Water was slowly creeping up my clothing like a fox approaching his prey; slow but steady. I just started my big trip from Belgium to the Himalayas by motorcycle and it had been non-stop raining for the last couple of days. Being full of positive energy and motivation, I stubbornly wanted to stick to my plan: wild camping and riding as much as possible off road. I quickly experienced that not everything would goes as planned.
The seventh day of riding in the pouring rain almost beat me. I was getting exhausted and the ground was indescribable slippery, mud sticking everywhere. “Come on, you can do this!”, I said to myself, “This will be the last time!”. The bike had fallen down in the mud for the seventh time of that day…
The beginning of April 2019 I started a big solo trip going from Belgium to the Himalayas with my motorcycle. My goals: take no highways, ride off-road when possible, wild camp and stay with people as much as you can and try to rock climb in every country.
It all started a few years ago where I was cherishing the idea of wandering the world. Not by bicycle: this is too slow; not by public transport: while in the train, you can’t just say “hey stop! I want to see that little place there!”. I wanted to travel by motorcycle: you can cover great distances, stop wherever you want and take more luggage than backpacking but still have the same interaction with the people and your environment. Riding the most beautiful roads which are meandering through the valley, wild camping with a lovely sunset, be awakened by the sunrise or covering the most thrilling trials. This is what I had in mind! Of course, I was aware that there would also be some less perfect days with setbacks and unfortunate events. Therefore, I tried to prepare myself and the bike as good as possible for that.
Wet wetter wettest!
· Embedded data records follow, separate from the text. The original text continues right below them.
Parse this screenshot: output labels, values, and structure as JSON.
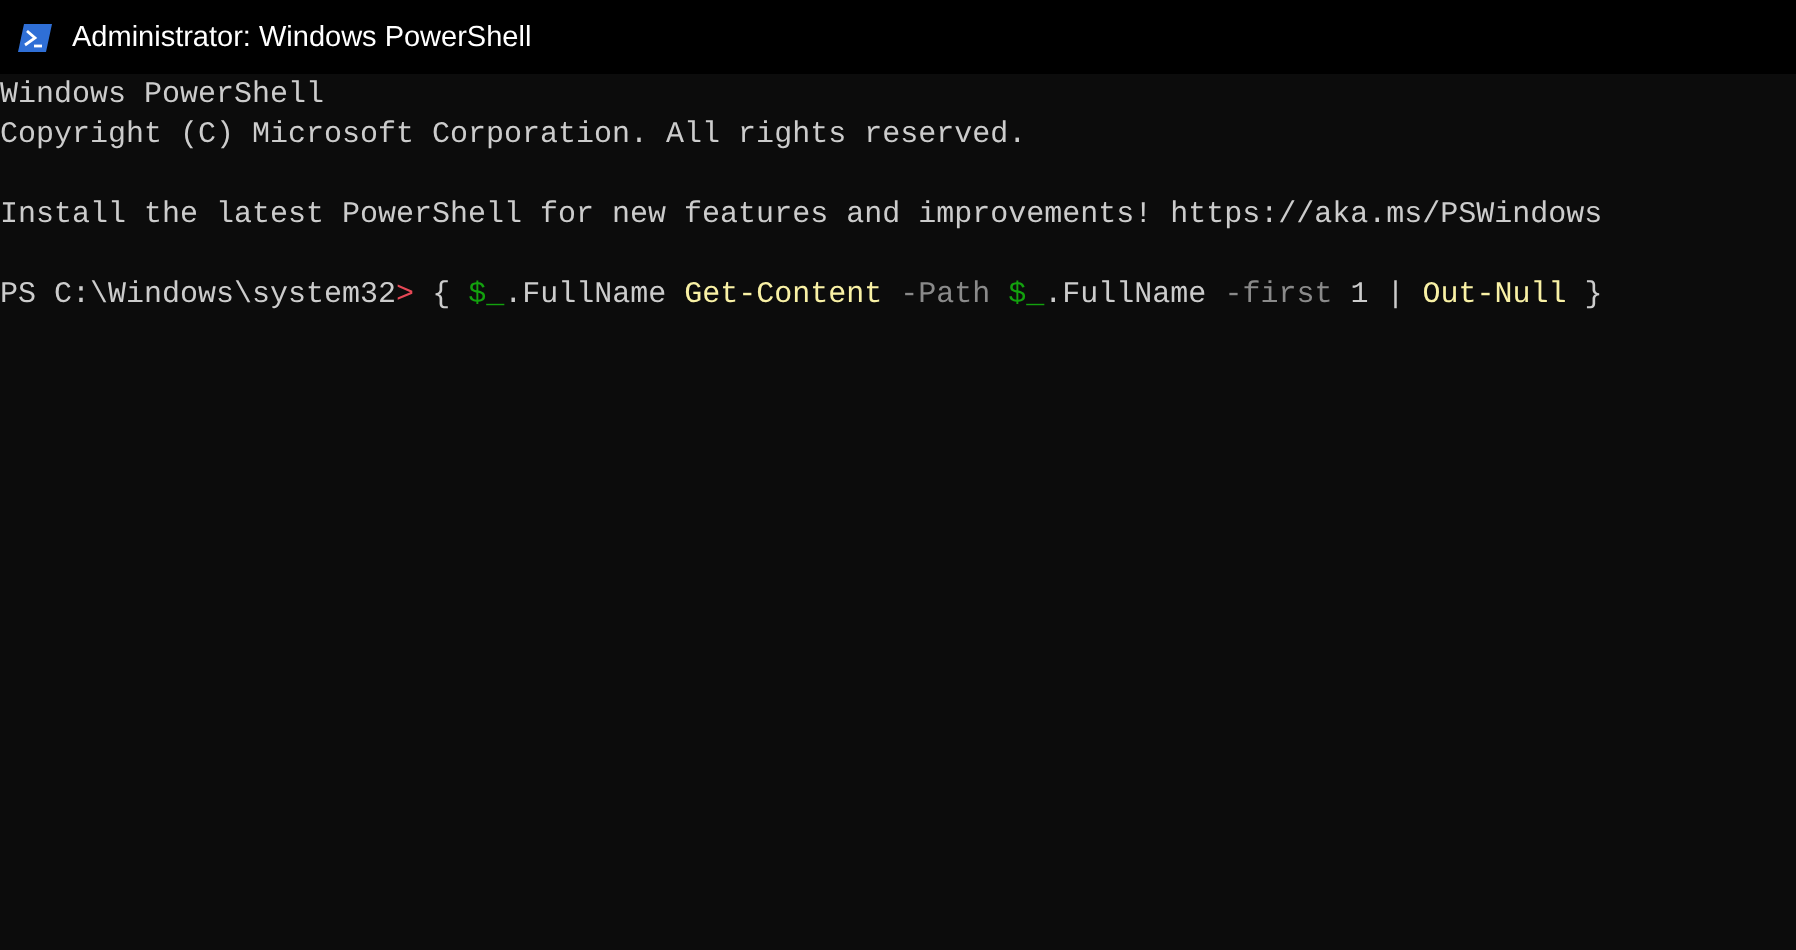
{
  "window": {
    "title": "Administrator: Windows PowerShell"
  },
  "console": {
    "lines": [
      {
        "tokens": [
          {
            "kind": "output",
            "text": "Windows PowerShell"
          }
        ]
      },
      {
        "tokens": [
          {
            "kind": "output",
            "text": "Copyright (C) Microsoft Corporation. All rights reserved."
          }
        ]
      },
      {
        "kind": "blank"
      },
      {
        "tokens": [
          {
            "kind": "output",
            "text": "Install the latest PowerShell for new features and improvements! https://aka.ms/PSWindows"
          }
        ]
      },
      {
        "kind": "blank"
      },
      {
        "tokens": [
          {
            "kind": "output",
            "text": "PS C:\\Windows\\system32"
          },
          {
            "kind": "prompt",
            "text": ">"
          },
          {
            "kind": "output",
            "text": " { "
          },
          {
            "kind": "variable",
            "text": "$_"
          },
          {
            "kind": "output",
            "text": ".FullName "
          },
          {
            "kind": "command",
            "text": "Get-Content"
          },
          {
            "kind": "parameter",
            "text": " -Path "
          },
          {
            "kind": "variable",
            "text": "$_"
          },
          {
            "kind": "output",
            "text": ".FullName "
          },
          {
            "kind": "parameter",
            "text": "-first "
          },
          {
            "kind": "output",
            "text": "1 | "
          },
          {
            "kind": "command",
            "text": "Out-Null"
          },
          {
            "kind": "output",
            "text": " }"
          }
        ]
      }
    ]
  }
}
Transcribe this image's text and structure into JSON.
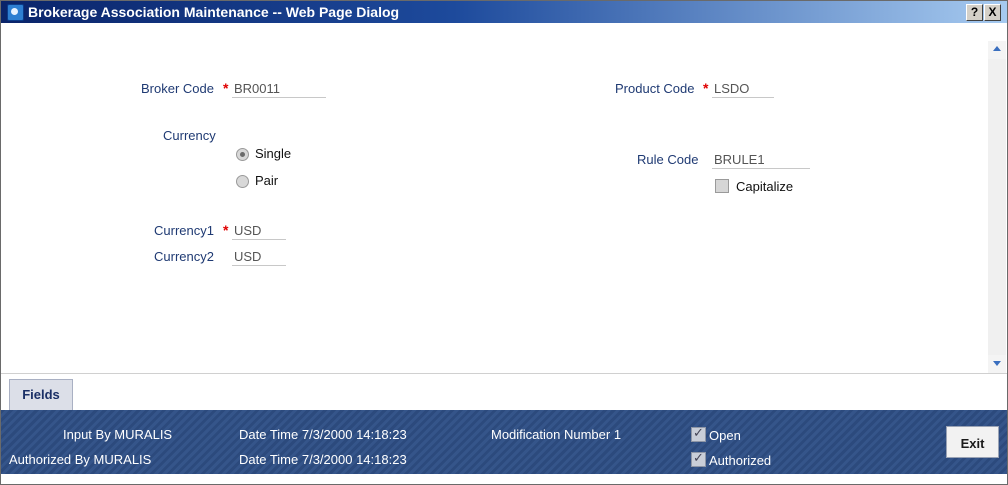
{
  "window": {
    "title": "Brokerage Association Maintenance -- Web Page Dialog",
    "help_label": "?",
    "close_label": "X"
  },
  "form": {
    "broker_code": {
      "label": "Broker Code",
      "required": "*",
      "value": "BR0011"
    },
    "product_code": {
      "label": "Product Code",
      "required": "*",
      "value": "LSDO"
    },
    "currency": {
      "label": "Currency",
      "options": [
        {
          "label": "Single",
          "selected": true
        },
        {
          "label": "Pair",
          "selected": false
        }
      ]
    },
    "rule_code": {
      "label": "Rule Code",
      "value": "BRULE1"
    },
    "capitalize": {
      "label": "Capitalize",
      "checked": false
    },
    "currency1": {
      "label": "Currency1",
      "required": "*",
      "value": "USD"
    },
    "currency2": {
      "label": "Currency2",
      "value": "USD"
    }
  },
  "tabs": {
    "fields": "Fields"
  },
  "audit": {
    "input_by": "Input By MURALIS",
    "input_datetime": "Date Time 7/3/2000 14:18:23",
    "authorized_by": "Authorized By MURALIS",
    "authorized_datetime": "Date Time 7/3/2000 14:18:23",
    "modification": "Modification Number 1",
    "open": {
      "label": "Open",
      "checked": true
    },
    "authorized": {
      "label": "Authorized",
      "checked": true
    }
  },
  "buttons": {
    "exit": "Exit"
  },
  "colors": {
    "title_bar": "#0a246a",
    "footer": "#2c4a7d",
    "required": "#e00000",
    "label": "#1f3a73"
  }
}
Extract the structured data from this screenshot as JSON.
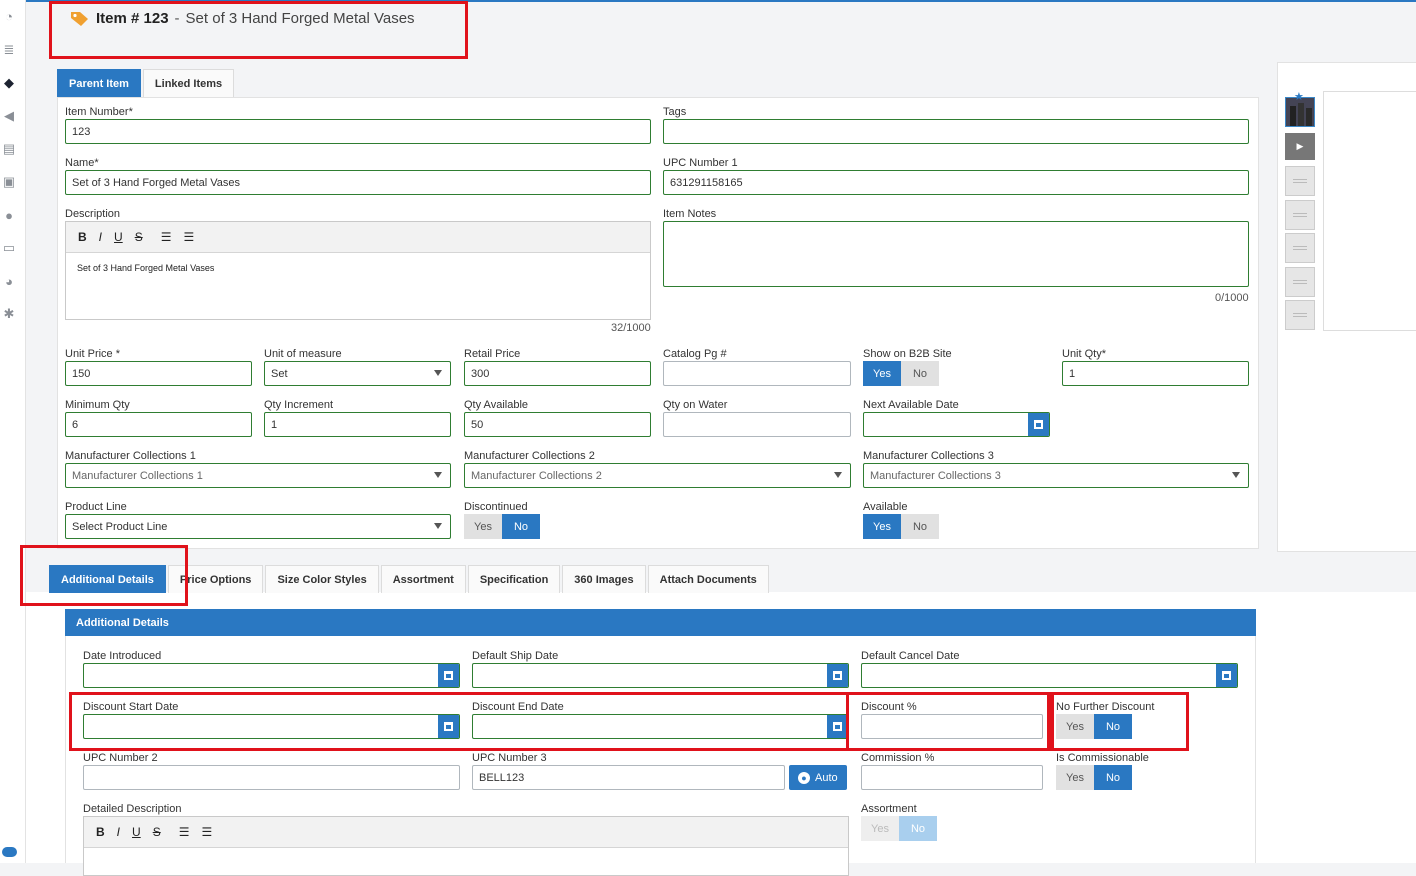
{
  "header": {
    "item_label": "Item # 123",
    "separator": "-",
    "item_name": "Set of 3 Hand Forged Metal Vases",
    "tag_icon": "tag-icon"
  },
  "parent_tabs": [
    {
      "label": "Parent Item",
      "active": true
    },
    {
      "label": "Linked Items",
      "active": false
    }
  ],
  "form": {
    "item_number": {
      "label": "Item Number*",
      "value": "123"
    },
    "tags": {
      "label": "Tags",
      "value": ""
    },
    "name": {
      "label": "Name*",
      "value": "Set of 3 Hand Forged Metal Vases"
    },
    "upc1": {
      "label": "UPC Number 1",
      "value": "631291158165"
    },
    "description": {
      "label": "Description",
      "value": "Set of 3 Hand Forged Metal Vases",
      "counter": "32/1000",
      "toolbar": [
        "B",
        "I",
        "U",
        "S",
        "ol",
        "ul"
      ]
    },
    "item_notes": {
      "label": "Item Notes",
      "value": "",
      "counter": "0/1000"
    },
    "unit_price": {
      "label": "Unit Price *",
      "value": "150"
    },
    "unit_of_measure": {
      "label": "Unit of measure",
      "value": "Set"
    },
    "retail_price": {
      "label": "Retail Price",
      "value": "300"
    },
    "catalog_pg": {
      "label": "Catalog Pg #",
      "value": ""
    },
    "show_b2b": {
      "label": "Show on B2B Site",
      "yes": "Yes",
      "no": "No",
      "selected": "Yes"
    },
    "unit_qty": {
      "label": "Unit Qty*",
      "value": "1"
    },
    "min_qty": {
      "label": "Minimum Qty",
      "value": "6"
    },
    "qty_increment": {
      "label": "Qty Increment",
      "value": "1"
    },
    "qty_available": {
      "label": "Qty Available",
      "value": "50"
    },
    "qty_on_water": {
      "label": "Qty on Water",
      "value": ""
    },
    "next_available_date": {
      "label": "Next Available Date",
      "value": ""
    },
    "mfr_col1": {
      "label": "Manufacturer Collections 1",
      "placeholder": "Manufacturer Collections 1"
    },
    "mfr_col2": {
      "label": "Manufacturer Collections 2",
      "placeholder": "Manufacturer Collections 2"
    },
    "mfr_col3": {
      "label": "Manufacturer Collections 3",
      "placeholder": "Manufacturer Collections 3"
    },
    "product_line": {
      "label": "Product Line",
      "placeholder": "Select Product Line"
    },
    "discontinued": {
      "label": "Discontinued",
      "yes": "Yes",
      "no": "No",
      "selected": "No"
    },
    "available": {
      "label": "Available",
      "yes": "Yes",
      "no": "No",
      "selected": "Yes"
    }
  },
  "detail_tabs": [
    {
      "label": "Additional Details",
      "active": true
    },
    {
      "label": "Price Options"
    },
    {
      "label": "Size Color Styles"
    },
    {
      "label": "Assortment"
    },
    {
      "label": "Specification"
    },
    {
      "label": "360 Images"
    },
    {
      "label": "Attach Documents"
    }
  ],
  "additional": {
    "section_title": "Additional Details",
    "date_introduced": {
      "label": "Date Introduced",
      "value": ""
    },
    "default_ship_date": {
      "label": "Default Ship Date",
      "value": ""
    },
    "default_cancel_date": {
      "label": "Default Cancel Date",
      "value": ""
    },
    "discount_start": {
      "label": "Discount Start Date",
      "value": ""
    },
    "discount_end": {
      "label": "Discount End Date",
      "value": ""
    },
    "discount_pct": {
      "label": "Discount %",
      "value": ""
    },
    "no_further_discount": {
      "label": "No Further Discount",
      "yes": "Yes",
      "no": "No",
      "selected": "No"
    },
    "upc2": {
      "label": "UPC Number 2",
      "value": ""
    },
    "upc3": {
      "label": "UPC Number 3",
      "value": "BELL123",
      "auto_label": "Auto"
    },
    "commission_pct": {
      "label": "Commission %",
      "value": ""
    },
    "is_commissionable": {
      "label": "Is Commissionable",
      "yes": "Yes",
      "no": "No",
      "selected": "No"
    },
    "detailed_description": {
      "label": "Detailed Description",
      "toolbar": [
        "B",
        "I",
        "U",
        "S",
        "ol",
        "ul"
      ]
    },
    "assortment": {
      "label": "Assortment",
      "yes": "Yes",
      "no": "No",
      "selected": "No",
      "disabled": true
    }
  },
  "colors": {
    "primary": "#2a78c2",
    "valid_border": "#2f7d32",
    "highlight": "#e0121b",
    "tag": "#f0a030"
  }
}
I was soaked, partially from the rain but mainly from the sweat during the desperate efforts getting the bike back up. Unload all the luggage, try to get some grip with your feet, position yourself against the bike and try to lift it. My feet where constantly slipping away, and during the very few moments I had some decent grip, the bike just slid more downwards instead of getting back up. Finally! The bike is back up. Load her up and start riding again! Try to get a little bit of friction and go straight instead of sliding sideways. At this moment, I was going slow, painstakingly slow. It took me about 3 seconds to cover 1 meter. My average speed? Between 1 and 2 km/h. I still needed to cover a few more kilometres before I would reach some better ground with grassy hills. And then… you drop that bike for the eighth time of the day. Totally exhausted, you start your ritual: unload it, position yourself, try to pick it up, slip away, try harder, … At these moments you start questioning yourself: why am I doing this? And is this really what I wanted to do? Emotionless I continue my trip, step by step…
Finally reaching the grassy hills and with a mind full of doubts about my start of the trip, I slowly initiate my descent in the drizzling rain. Suddenly I see a couple hiking up the hill. I ride to them and ask for the closest gravel road since I had had it with the mud. After a short conversation about my trip, the woman opens her backpack and offers me a hot cup of tea. “This is typical Serbian tea” she said. It was the best tea I have ever had! They shared their cookies, peeled me an orange, offered me more tea and some peanuts. This was just heavenly, this is what it’s all about!
Being completely regenerated and in a blissful daze of the experience and hot tea, I say goodbye to the amazingly friendly couple and head my way towards some better ground. Arriving in a village next to the Romanian border, another couple spontaneously approach me and ask if I need a place to sleep. Realising that all my clothes where very dirty and wet, I gladly accept the offer and they escort me to their home. Arriving there, they explain that they are bikers too and had compassion for me seeing me soaked in my muddy suite. They offer me some delicious food, dry all my clothes, pressure clean my bike and even take me to their local bikers club. To be able to thank them for their hospitality, I try to get the next round of beers on my expenses, but they strongly refuse that and say that I am not allowed to pay for anything since I’m their guest. What an amazing people!
At that moment you realise that your trip is not about perfect roads or trails, how fancy your bike is or which gear you use. It’s not about how many countries you visit and where you are going. For me, it is all about the experience, the hospitality of the people and nature you are going through!
Everything you prepare and think is important, becomes very different on the road.
You can not anticipate it or plan it like you want. But that is alright for me! The adapting, changing and steps into the unknown are the adventure itself!
The first two weeks of my trip, I was riding through Eastern Europe: Belgium, Luxembourg, Germany, France, Austria, Italia, Slovenia, Croatia, Serbia, Romania and Bulgaria. Mainly following the Trans Euro Trail. This is an off-road route going all the way from the south to the north of Europe. Even though it rained for 80% of the time, the few moments the sun came through, I was able to catch some beautiful moments! Eastern Europe is so diverse, beautiful and sometimes intimidating. It has amazing views and mountains, the hospitality of the people is so great and then, there are also a lot of dogs… Luckily most of them are harmless and just curious about what the hell I’m doing there with my motorcycle…